BEGIN Information

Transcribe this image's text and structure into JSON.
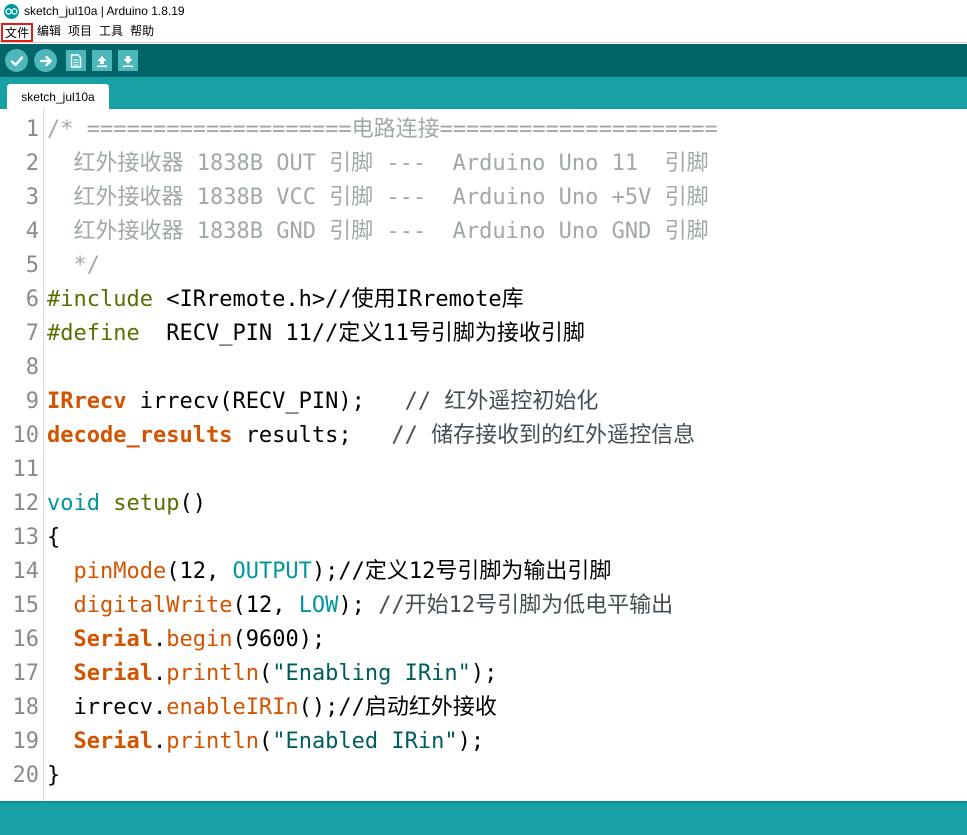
{
  "window": {
    "title": "sketch_jul10a | Arduino 1.8.19",
    "logo_icon": "arduino-logo-icon"
  },
  "menu": {
    "items": [
      "文件",
      "编辑",
      "项目",
      "工具",
      "帮助"
    ],
    "highlighted_index": 0
  },
  "toolbar": {
    "buttons": [
      "verify-check-icon",
      "upload-arrow-icon",
      "new-file-icon",
      "open-file-icon",
      "save-file-icon"
    ]
  },
  "tabs": [
    {
      "label": "sketch_jul10a"
    }
  ],
  "editor": {
    "lines": [
      {
        "n": "1",
        "parts": [
          [
            "c-comment",
            "/* ====================电路连接====================="
          ]
        ]
      },
      {
        "n": "2",
        "parts": [
          [
            "c-comment",
            "  红外接收器 1838B OUT 引脚 ---  Arduino Uno 11  引脚"
          ]
        ]
      },
      {
        "n": "3",
        "parts": [
          [
            "c-comment",
            "  红外接收器 1838B VCC 引脚 ---  Arduino Uno +5V 引脚"
          ]
        ]
      },
      {
        "n": "4",
        "parts": [
          [
            "c-comment",
            "  红外接收器 1838B GND 引脚 ---  Arduino Uno GND 引脚"
          ]
        ]
      },
      {
        "n": "5",
        "parts": [
          [
            "c-comment",
            "  */"
          ]
        ]
      },
      {
        "n": "6",
        "parts": [
          [
            "c-pre",
            "#include "
          ],
          [
            "c-dark",
            "<IRremote.h>//使用IRremote库"
          ]
        ]
      },
      {
        "n": "7",
        "parts": [
          [
            "c-pre",
            "#define "
          ],
          [
            "c-dark",
            " RECV_PIN 11//定义11号引脚为接收引脚"
          ]
        ]
      },
      {
        "n": "8",
        "parts": []
      },
      {
        "n": "9",
        "parts": [
          [
            "c-type",
            "IRrecv"
          ],
          [
            "c-dark",
            " irrecv(RECV_PIN);   "
          ],
          [
            "c-com",
            "// 红外遥控初始化"
          ]
        ]
      },
      {
        "n": "10",
        "parts": [
          [
            "c-type",
            "decode_results"
          ],
          [
            "c-dark",
            " results;   "
          ],
          [
            "c-com",
            "// 储存接收到的红外遥控信息"
          ]
        ]
      },
      {
        "n": "11",
        "parts": []
      },
      {
        "n": "12",
        "parts": [
          [
            "c-kw",
            "void"
          ],
          [
            "c-dark",
            " "
          ],
          [
            "c-fn",
            "setup"
          ],
          [
            "c-dark",
            "()"
          ]
        ]
      },
      {
        "n": "13",
        "parts": [
          [
            "c-dark",
            "{"
          ]
        ]
      },
      {
        "n": "14",
        "parts": [
          [
            "c-dark",
            "  "
          ],
          [
            "c-method",
            "pinMode"
          ],
          [
            "c-dark",
            "(12, "
          ],
          [
            "c-const",
            "OUTPUT"
          ],
          [
            "c-dark",
            ");//定义12号引脚为输出引脚"
          ]
        ]
      },
      {
        "n": "15",
        "parts": [
          [
            "c-dark",
            "  "
          ],
          [
            "c-method",
            "digitalWrite"
          ],
          [
            "c-dark",
            "(12, "
          ],
          [
            "c-const",
            "LOW"
          ],
          [
            "c-dark",
            "); "
          ],
          [
            "c-com",
            "//开始12号引脚为低电平输出"
          ]
        ]
      },
      {
        "n": "16",
        "parts": [
          [
            "c-dark",
            "  "
          ],
          [
            "c-type",
            "Serial"
          ],
          [
            "c-dark",
            "."
          ],
          [
            "c-method",
            "begin"
          ],
          [
            "c-dark",
            "(9600);"
          ]
        ]
      },
      {
        "n": "17",
        "parts": [
          [
            "c-dark",
            "  "
          ],
          [
            "c-type",
            "Serial"
          ],
          [
            "c-dark",
            "."
          ],
          [
            "c-method",
            "println"
          ],
          [
            "c-dark",
            "("
          ],
          [
            "c-str",
            "\"Enabling IRin\""
          ],
          [
            "c-dark",
            ");"
          ]
        ]
      },
      {
        "n": "18",
        "parts": [
          [
            "c-dark",
            "  irrecv."
          ],
          [
            "c-method",
            "enableIRIn"
          ],
          [
            "c-dark",
            "();//启动红外接收"
          ]
        ]
      },
      {
        "n": "19",
        "parts": [
          [
            "c-dark",
            "  "
          ],
          [
            "c-type",
            "Serial"
          ],
          [
            "c-dark",
            "."
          ],
          [
            "c-method",
            "println"
          ],
          [
            "c-dark",
            "("
          ],
          [
            "c-str",
            "\"Enabled IRin\""
          ],
          [
            "c-dark",
            ");"
          ]
        ]
      },
      {
        "n": "20",
        "parts": [
          [
            "c-dark",
            "}"
          ]
        ]
      }
    ]
  },
  "colors": {
    "toolbar_bg": "#006468",
    "tabstrip_bg": "#17a1a5",
    "button_bg": "#4db7bb",
    "highlight_border": "#e21b1b"
  }
}
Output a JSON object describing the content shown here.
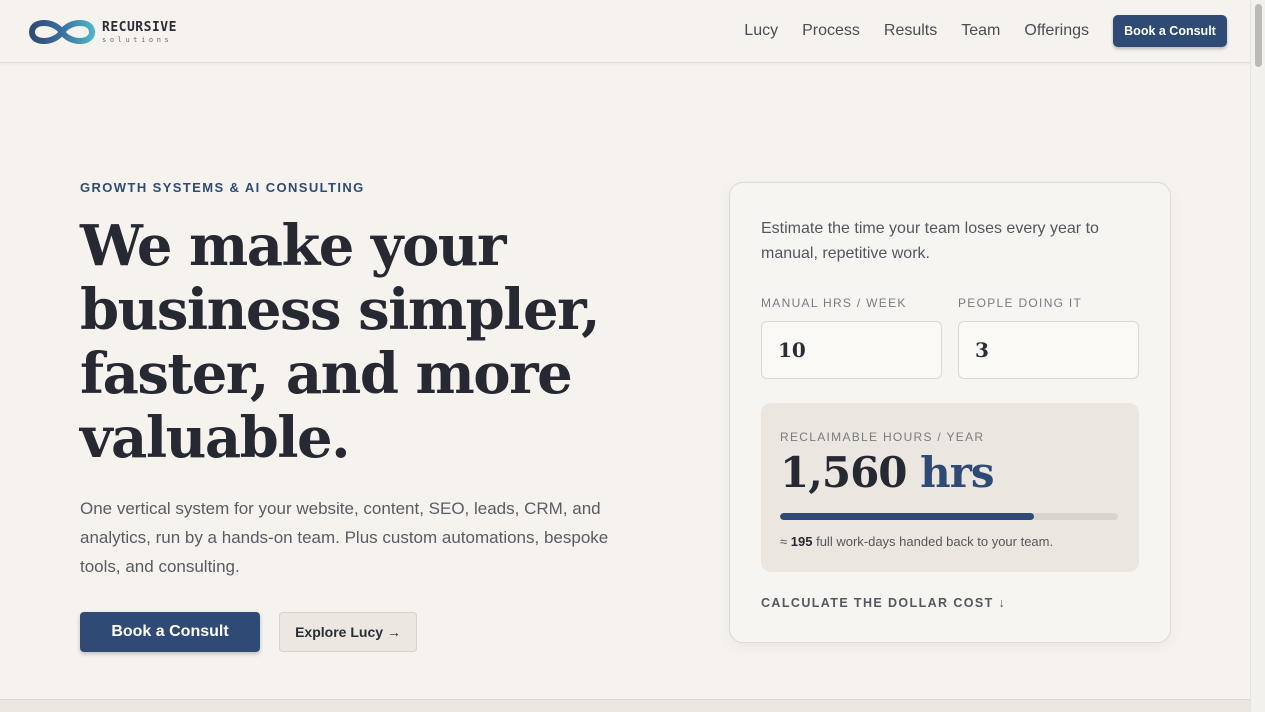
{
  "brand": {
    "name": "RECURSIVE",
    "tagline": "solutions",
    "logo_icon": "infinity-logo",
    "colors": {
      "primary": "#2f4a75",
      "accent": "#3aa0b8",
      "background": "#f6f3ee"
    }
  },
  "nav": {
    "items": [
      {
        "label": "Lucy"
      },
      {
        "label": "Process"
      },
      {
        "label": "Results"
      },
      {
        "label": "Team"
      },
      {
        "label": "Offerings"
      }
    ],
    "cta_label": "Book a Consult"
  },
  "hero": {
    "eyebrow": "GROWTH SYSTEMS & AI CONSULTING",
    "headline": "We make your business simpler, faster, and more valuable.",
    "subtext": "One vertical system for your website, content, SEO, leads, CRM, and analytics, run by a hands-on team. Plus custom automations, bespoke tools, and consulting.",
    "primary_button": "Book a Consult",
    "secondary_button": "Explore Lucy →"
  },
  "calculator": {
    "intro": "Estimate the time your team loses every year to manual, repetitive work.",
    "hours_label": "MANUAL HRS / WEEK",
    "hours_value": "10",
    "people_label": "PEOPLE DOING IT",
    "people_value": "3",
    "result_label": "RECLAIMABLE HOURS / YEAR",
    "result_number": "1,560",
    "result_unit": "hrs",
    "progress_fraction": 0.75,
    "note_prefix": "≈",
    "note_days": "195",
    "note_suffix": "full work-days handed back to your team.",
    "dollar_link": "CALCULATE THE DOLLAR COST ↓"
  }
}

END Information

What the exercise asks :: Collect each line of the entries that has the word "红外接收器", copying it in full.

Problem solution ::
            "  红外接收器 1838B OUT 引脚 ---  Arduino Uno 11  引脚"
            "  红外接收器 1838B VCC 引脚 ---  Arduino Uno +5V 引脚"
            "  红外接收器 1838B GND 引脚 ---  Arduino Uno GND 引脚"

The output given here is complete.